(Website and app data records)
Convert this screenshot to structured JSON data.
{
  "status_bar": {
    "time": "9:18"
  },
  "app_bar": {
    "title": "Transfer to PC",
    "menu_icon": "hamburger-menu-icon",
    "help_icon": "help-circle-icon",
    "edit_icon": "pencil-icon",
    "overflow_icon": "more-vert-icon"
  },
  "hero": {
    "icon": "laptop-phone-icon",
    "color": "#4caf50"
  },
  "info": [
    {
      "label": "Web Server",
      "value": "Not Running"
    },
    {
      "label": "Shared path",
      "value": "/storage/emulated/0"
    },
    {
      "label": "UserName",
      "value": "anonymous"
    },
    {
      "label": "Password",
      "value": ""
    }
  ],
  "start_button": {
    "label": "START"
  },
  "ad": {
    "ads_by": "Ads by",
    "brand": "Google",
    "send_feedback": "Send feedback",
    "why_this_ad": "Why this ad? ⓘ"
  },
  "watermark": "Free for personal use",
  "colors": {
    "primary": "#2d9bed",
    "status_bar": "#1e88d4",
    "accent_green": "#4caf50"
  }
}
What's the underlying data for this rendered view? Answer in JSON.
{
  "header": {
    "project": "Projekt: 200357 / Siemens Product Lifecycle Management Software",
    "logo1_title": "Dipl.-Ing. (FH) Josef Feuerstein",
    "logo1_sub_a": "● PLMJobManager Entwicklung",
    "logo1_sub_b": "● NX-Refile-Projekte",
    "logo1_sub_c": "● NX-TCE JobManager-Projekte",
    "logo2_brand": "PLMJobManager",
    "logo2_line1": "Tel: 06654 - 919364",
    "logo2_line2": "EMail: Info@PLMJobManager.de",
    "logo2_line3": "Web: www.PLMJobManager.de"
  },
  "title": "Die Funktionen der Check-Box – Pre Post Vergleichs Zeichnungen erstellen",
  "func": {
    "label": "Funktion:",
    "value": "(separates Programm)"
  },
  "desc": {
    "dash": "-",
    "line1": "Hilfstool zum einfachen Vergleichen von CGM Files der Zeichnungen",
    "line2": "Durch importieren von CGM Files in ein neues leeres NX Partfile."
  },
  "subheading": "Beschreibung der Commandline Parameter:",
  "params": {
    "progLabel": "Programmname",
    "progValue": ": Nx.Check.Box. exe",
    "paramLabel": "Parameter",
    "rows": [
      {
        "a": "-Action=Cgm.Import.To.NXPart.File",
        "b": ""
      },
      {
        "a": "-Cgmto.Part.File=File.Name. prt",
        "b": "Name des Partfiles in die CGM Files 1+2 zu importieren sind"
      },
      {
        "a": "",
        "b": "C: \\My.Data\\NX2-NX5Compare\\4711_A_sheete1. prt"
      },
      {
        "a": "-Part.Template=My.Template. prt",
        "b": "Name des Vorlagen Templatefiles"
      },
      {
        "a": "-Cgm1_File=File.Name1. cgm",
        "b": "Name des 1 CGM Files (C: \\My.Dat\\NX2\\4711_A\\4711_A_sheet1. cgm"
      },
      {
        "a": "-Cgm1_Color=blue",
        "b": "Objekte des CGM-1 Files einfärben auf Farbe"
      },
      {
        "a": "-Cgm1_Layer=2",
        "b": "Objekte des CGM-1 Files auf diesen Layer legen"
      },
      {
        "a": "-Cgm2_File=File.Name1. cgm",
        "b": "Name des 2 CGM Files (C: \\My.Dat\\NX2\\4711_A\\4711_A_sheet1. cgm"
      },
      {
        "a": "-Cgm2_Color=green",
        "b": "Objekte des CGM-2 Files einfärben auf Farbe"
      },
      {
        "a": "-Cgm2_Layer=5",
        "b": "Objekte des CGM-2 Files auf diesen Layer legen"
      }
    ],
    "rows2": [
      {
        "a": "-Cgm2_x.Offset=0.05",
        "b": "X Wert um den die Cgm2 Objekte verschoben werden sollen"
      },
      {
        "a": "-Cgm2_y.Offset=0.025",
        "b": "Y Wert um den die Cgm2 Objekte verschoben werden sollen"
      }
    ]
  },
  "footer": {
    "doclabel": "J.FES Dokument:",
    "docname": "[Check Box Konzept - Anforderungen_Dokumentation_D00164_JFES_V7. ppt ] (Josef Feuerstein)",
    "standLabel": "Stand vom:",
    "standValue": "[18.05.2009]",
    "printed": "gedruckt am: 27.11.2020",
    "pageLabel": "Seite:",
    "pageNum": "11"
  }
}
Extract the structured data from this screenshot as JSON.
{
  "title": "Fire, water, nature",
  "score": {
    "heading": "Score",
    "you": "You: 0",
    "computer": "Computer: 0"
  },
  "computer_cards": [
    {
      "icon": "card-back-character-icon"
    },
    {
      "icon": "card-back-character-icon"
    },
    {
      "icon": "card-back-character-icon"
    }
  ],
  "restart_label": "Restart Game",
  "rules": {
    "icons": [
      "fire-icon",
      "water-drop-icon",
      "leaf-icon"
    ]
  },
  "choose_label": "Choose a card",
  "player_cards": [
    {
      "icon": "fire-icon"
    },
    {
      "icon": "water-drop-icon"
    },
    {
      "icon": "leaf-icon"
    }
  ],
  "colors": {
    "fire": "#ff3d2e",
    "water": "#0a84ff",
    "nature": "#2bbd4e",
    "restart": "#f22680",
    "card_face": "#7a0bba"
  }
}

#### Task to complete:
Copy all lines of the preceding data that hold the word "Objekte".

#### Output of the exercise:
        "b": "Objekte des CGM-1 Files einfärben auf Farbe"
        "b": "Objekte des CGM-1 Files auf diesen Layer legen"
        "b": "Objekte des CGM-2 Files einfärben auf Farbe"
        "b": "Objekte des CGM-2 Files auf diesen Layer legen"
        "b": "X Wert um den die Cgm2 Objekte verschoben werden sollen"
        "b": "Y Wert um den die Cgm2 Objekte verschoben werden sollen"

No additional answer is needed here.